Re-up: Rebecca’s Room

Rebecca's Room on a globe
Rebecca's Room on a globe

I am rerunning a blog post about one of my spherical paintings from 2009, because it is in the show WELCOME TO MY WORLD, opening this Friday at 23 Sandy Gallery here in Portland:

David Chelsea is reading:
And So It Goes: Kurt Vonnegut: A Life
by Charles J. Shields

Continue reading Re-up: Rebecca’s Room

Spherical Perspective: Joe’s House

Joe's House.  Acrylic on world globe by David Chelsea, 2008. Not for sale. Photo by Tom Lechner.
Joe's House. Acrylic on world globe by David Chelsea, 2008. Not for sale. Photo by Tom Lechner.

This is the largest and most elaborate spherical painting I have done to date, and the first actual commission. It was painted for Joe Erceg, and depicts the interior of his house. Joe is possibly my oldest friend, in that he knew my parents before I was born. Since the 1960s Joe has been one of Portland’s leading graphic designers, and now runs his firm Joseph Erceg Graphic Design with his son Matt. Longtime Portlanders may remember the giant butterfly painting designed by Joe which once covered the side of the Fleischner Building in Old Town.
Continue reading Spherical Perspective: Joe’s House

Escher: the Bowling Ball

Escher's House Of Stairs
Escher's House Of Stairs

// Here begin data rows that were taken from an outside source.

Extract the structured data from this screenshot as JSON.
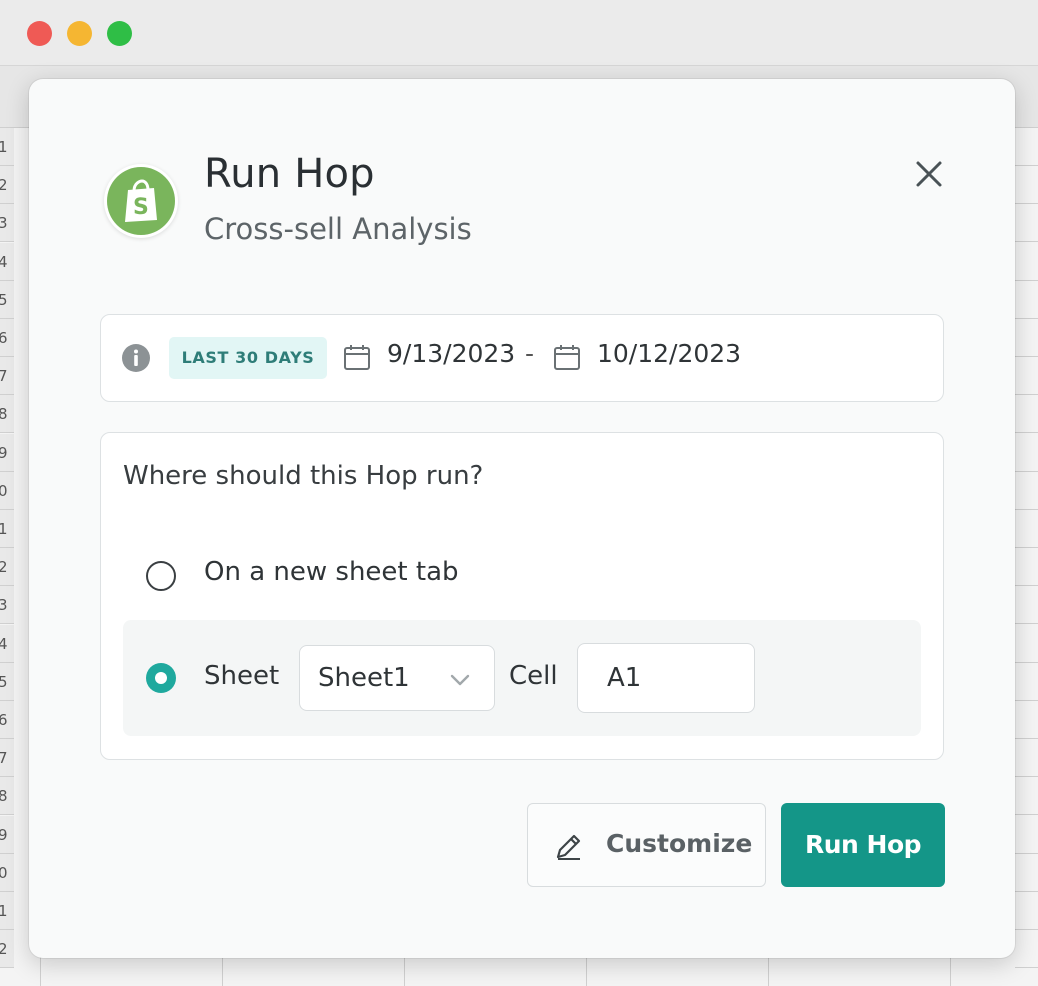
{
  "window": {
    "traffic_lights": [
      "close",
      "minimize",
      "zoom"
    ],
    "colors": {
      "close": "#ef5a55",
      "minimize": "#f5b632",
      "zoom": "#2fbe46"
    }
  },
  "spreadsheet": {
    "row_numbers": [
      "1",
      "2",
      "3",
      "4",
      "5",
      "6",
      "7",
      "8",
      "9",
      "0",
      "1",
      "2",
      "3",
      "4",
      "5",
      "6",
      "7",
      "8",
      "9",
      "0",
      "1",
      "2"
    ]
  },
  "dialog": {
    "logo_icon": "shopify-bag-icon",
    "title": "Run Hop",
    "subtitle": "Cross-sell Analysis",
    "close_icon": "close-icon",
    "date_range": {
      "info_icon": "info-icon",
      "badge": "LAST 30 DAYS",
      "start_date": "9/13/2023",
      "separator": "-",
      "end_date": "10/12/2023",
      "calendar_icon": "calendar-icon"
    },
    "destination": {
      "question": "Where should this Hop run?",
      "options": [
        {
          "label": "On a new sheet tab",
          "selected": false
        },
        {
          "label": "Sheet",
          "selected": true
        }
      ],
      "sheet_select_value": "Sheet1",
      "cell_label": "Cell",
      "cell_value": "A1"
    },
    "buttons": {
      "customize": "Customize",
      "run": "Run Hop"
    },
    "colors": {
      "accent": "#149688",
      "badge_bg": "#e2f6f5",
      "badge_text": "#2e7d78",
      "radio_selected": "#1fa99e",
      "shopify_green": "#7ab55c"
    }
  }
}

There are a few images seen early in life that I can call formative; an early Crumb panel glimpsed in an issue of Newsweek, a dark painting of a brutish bartender answering an old-fashioned wall telephone, framed and mounted for unknown reasons on my grandmother’s kitchen wall, which frightened me for years until I examined it closely and found it to be a cartoon by Jack Davis- and a drawing in dizzying curvilinear perspective of a group of bizarre buglike creatures climbing up and down unsupported staircases and curling themselves into wheels to roll down long corridors, which I saw in some Time/Life science book when I was about ten years old. It was only years later that I learned the name of the artist, M.C. Escher, when I saw the drawing again in a collection of his work. I made many attempts to draw pictures in the style of that image, but I could never manage to get the perspective right. Continue reading Escher: the Bowling Ball